Actors & Drug Use - A Confusion Between Character & Reality?
Today one of my favorite actors died - Philip Seymour Hoffman. What an absolute tragedy for such a talented kind man to pass from something as tragic as a drug overdose. It does not seem that long ago either that one of my other favorite actors, Health Ledger, died in much the same way too. There have been many before, and so sadly, probably more to follow in the future too. Often I think about this. What is it about actors that makes them to turn to drugs, and worst still for some, suicide? What is actually going on within their mind?
To answer this, we really have to look inside the mind of an actor. The role of an actor (especially the elite ones) often walks a very fine line between reality and illusion. Take Heath Ledger for example.

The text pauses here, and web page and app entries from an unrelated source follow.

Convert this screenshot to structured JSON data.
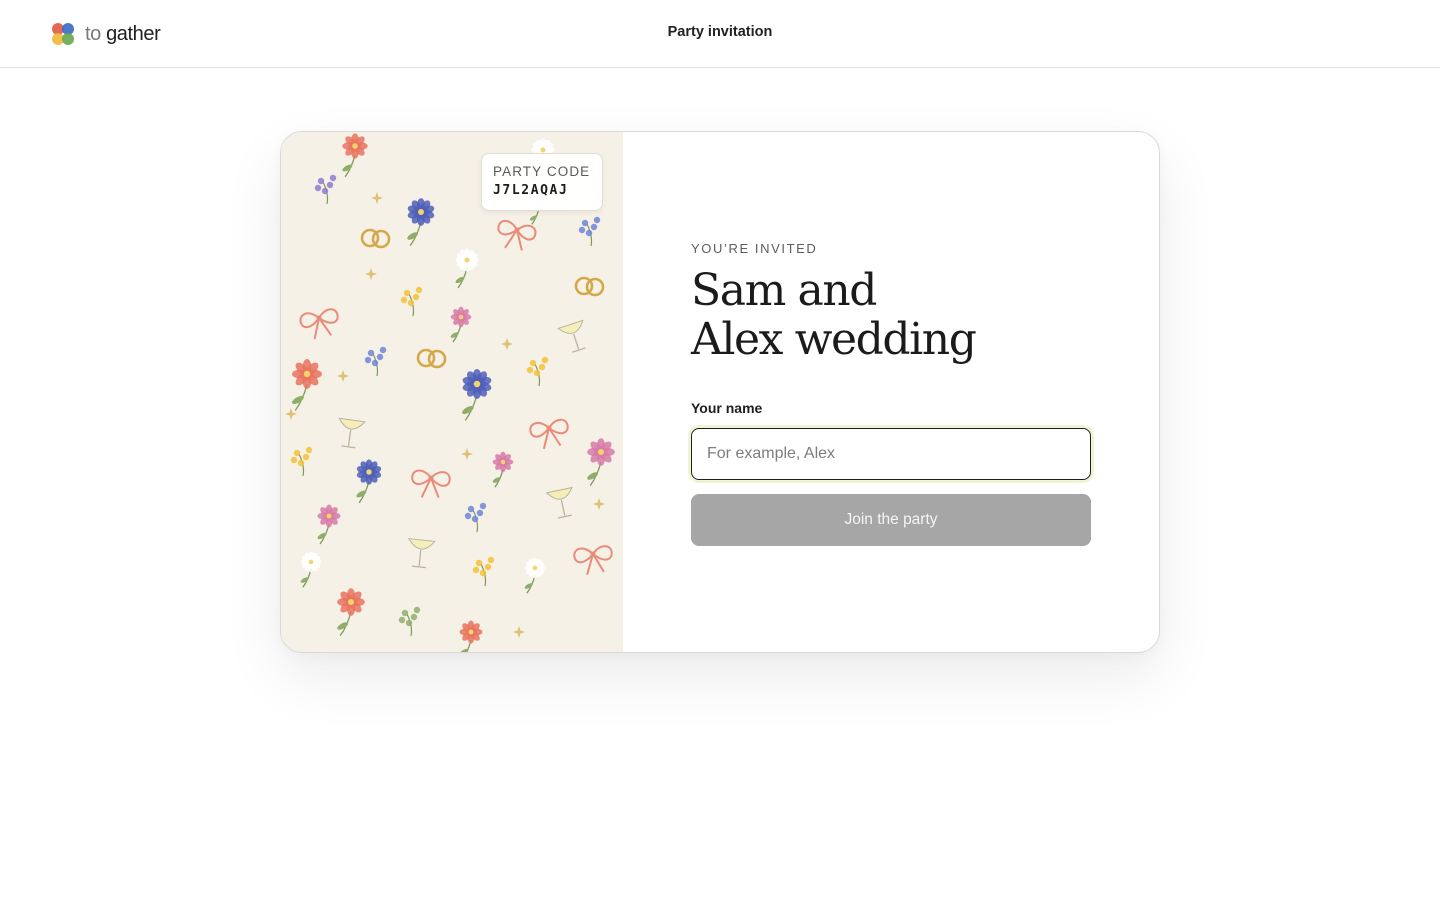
{
  "header": {
    "logo_prefix": "to",
    "logo_suffix": "gather",
    "page_title": "Party invitation",
    "logo_colors": [
      "#e05a47",
      "#3b6cc9",
      "#f3b83d",
      "#6aa84f"
    ]
  },
  "invitation": {
    "code_label": "PARTY CODE",
    "code": "J7L2AQAJ",
    "eyebrow": "YOU’RE INVITED",
    "title_line1": "Sam and",
    "title_line2": "Alex wedding"
  },
  "form": {
    "name_label": "Your name",
    "name_value": "",
    "name_placeholder": "For example, Alex",
    "join_label": "Join the party",
    "join_disabled": true
  },
  "colors": {
    "art_background": "#f6f1e7",
    "button_disabled": "#a6a6a6",
    "flower_red": "#e8735e",
    "flower_blue": "#4f5fb8",
    "flower_yellow": "#f2c236",
    "flower_pink": "#d77aa6",
    "bow": "#e98b78",
    "ring": "#d4a94a"
  }
}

He died whilst filming The Dark Knight. By all reports Heath just completely absorbed himself in this role, taking on as much of the character in his own self off the screen as he did on the screen. Philip Seymour Hoffman played many equally demanding roles throughout his career too, including his current unfinished role in the final Hunger Games film. The quote below from Australian Oscar-winning director Adam Elliot sums Philip up perfectly:
"He was like Meryl Streep, he was a real chameleon and could just get the character so quickly and he was so authentic too."
It must be very hard as an actor to draw the line between 'who they are' and 'who their character is'. Constantly switching roles from movie to movie, and spending more time impersonating other people than they spend being themselves must leave such a significant impact on one's mental wellbeing. I believe this has to have something to do why many actors seek drugs as an escape or way of 'switching off'.
Often when I take people into hypnosis I get them to imagine that they are the main character in a movie. Doing this helps the client become an observer of whatever it is they are doing and trying to fix. The reason for this is that it separates them from emotional attachment and allows a different perspective of their actions they would not usually see. This is very effective to help people break free of negative behaviors. Sometimes I think actors (especially those that cannot 'switch off') are constantly stuck in a similar type of pattern - only it becomes their reality. Here I believe they are constantly an observer of their 'true self' and actually playing out their 'character self' in real life depending on what role they are currently participating in. This must be so hard and confusing to deal with. Their perspective of self must become so construed that it is only once they can switch off their conscious processes, that they can come back to their real self. Unfortunately many actors (and other creative people) end up turning to drugs as a way of facilitating this. All in all it is such a tragedy and a hidden price to pay for what are often the best performances.